Today's professional digital recording studios offer musicians unlimited tracks and infinite editing capabilities. But when you get right down to it, most great pop songs can be boiled down to four elements: vocal, lead instrument, bass, and rhythm.
The FourTrack app from Sonoma Wire Works gives musicians exactly four tracks of recording to work with, which they can layer, mix, pan, and even render and upload on the go.
If you really want to deck this app out, the same company offers an iPhone adpater (shown here) called the GuitarJack, which allows you to directly connect instruments and monitor your recording.
Photo by: Donald Bell/CNET
In today's world of YouTube and Facebook, music fans expect to see great live videos from their favorite musicians. The trouble is, most consumer video cameras have crummy sound quality. The Zoom Q3HD marries an HD-quality camera and pro-audio stereo recorder into one impressive product.
The microphone on your iPhone or iPod Touch is OK for most things, but if you're using it to record music--it's downright ugly.
The second generation of Blue Microphone's fantastic Mikey microphone adapter is compatible with all but the most recent iPhone and iPods. Once attached, the microphone allows you to record pristine stereo sound with adjustable gain, line input, and a USB pass-through port.
Photo by: Blue
AmpliTube 2 iRig
Price: $39 (adapter), Free-$19.99 (app)
With a headphone adapter and some software, it's possible to transform your iPhone or iPad into a powerful, flexible practice amp for guitar or bass.
There are a few hardware/software combos out there that can make this happen, but the most polished is the AmpliTube iRig system from IK Multimedia. Guitar geeks can customize their virtual amps, effects, and speaker cabinets. Now in version 2, AmpliTube users can also record directly into the program to sketch out song ideas.
Maybe it's just my luck, but tuners always seem to run out of batteries when you need them most. The Tascam TC1S solves the problem by taking its power from the sun. Maybe not the best for dark clubs, but you folksy acoustic guitar outdoorsy types will probably go crazy for this thing.
Photo by: Tascam
Ok, so the Zoom H4n is technically a 2009 product, but it has served me well throughout 2010. I love this thing, and I've made no attempt to hide my feelings.

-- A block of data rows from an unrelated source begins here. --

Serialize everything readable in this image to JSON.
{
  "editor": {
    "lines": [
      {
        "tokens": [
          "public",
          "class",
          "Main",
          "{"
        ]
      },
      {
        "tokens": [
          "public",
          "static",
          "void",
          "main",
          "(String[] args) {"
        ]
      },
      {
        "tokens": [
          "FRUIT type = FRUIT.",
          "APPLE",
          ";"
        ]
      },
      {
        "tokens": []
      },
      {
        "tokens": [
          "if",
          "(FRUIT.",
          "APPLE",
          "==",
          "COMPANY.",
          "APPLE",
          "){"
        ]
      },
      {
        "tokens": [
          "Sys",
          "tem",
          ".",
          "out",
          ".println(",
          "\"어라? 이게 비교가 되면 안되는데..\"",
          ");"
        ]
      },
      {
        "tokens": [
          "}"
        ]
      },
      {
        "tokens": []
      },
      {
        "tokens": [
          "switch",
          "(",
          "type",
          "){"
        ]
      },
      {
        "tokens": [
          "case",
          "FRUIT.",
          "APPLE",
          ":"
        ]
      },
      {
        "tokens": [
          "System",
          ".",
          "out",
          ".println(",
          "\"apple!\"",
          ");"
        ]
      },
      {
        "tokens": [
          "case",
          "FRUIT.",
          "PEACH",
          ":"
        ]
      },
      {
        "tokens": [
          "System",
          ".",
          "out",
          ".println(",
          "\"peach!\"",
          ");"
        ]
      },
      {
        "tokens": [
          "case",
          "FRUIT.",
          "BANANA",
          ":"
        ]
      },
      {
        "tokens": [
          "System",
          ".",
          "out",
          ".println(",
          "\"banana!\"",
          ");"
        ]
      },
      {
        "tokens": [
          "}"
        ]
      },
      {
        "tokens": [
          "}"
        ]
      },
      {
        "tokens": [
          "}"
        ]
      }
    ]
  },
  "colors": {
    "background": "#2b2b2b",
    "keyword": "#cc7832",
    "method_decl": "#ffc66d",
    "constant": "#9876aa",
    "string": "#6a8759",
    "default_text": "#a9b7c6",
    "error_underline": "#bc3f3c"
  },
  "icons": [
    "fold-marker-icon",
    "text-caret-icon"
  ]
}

As a high-quality audio recorder with four channels of simultaneous recording, the H4n makes capturing a live show or band rehearsal completely painless. Better yet, the results are actually worth sharing. Musicians with even a hint of recording know-how and inspiration can utilize the device's extra instrument and mic input channels for studio-quality results.
Photo by: Donald Bell/CNET
Flip UltraHD (2010, 2 hour)
When Flip upgraded its extremely popular line of HD camcorders this year, it added one small detail that made musicians take notice--an accessory port. Now, third-party manufacturers such as Scosche and Blue Microphones, are able to create high-quality microphone solutions for the Flip line, allowing musicians to capture high-quality audio along with video.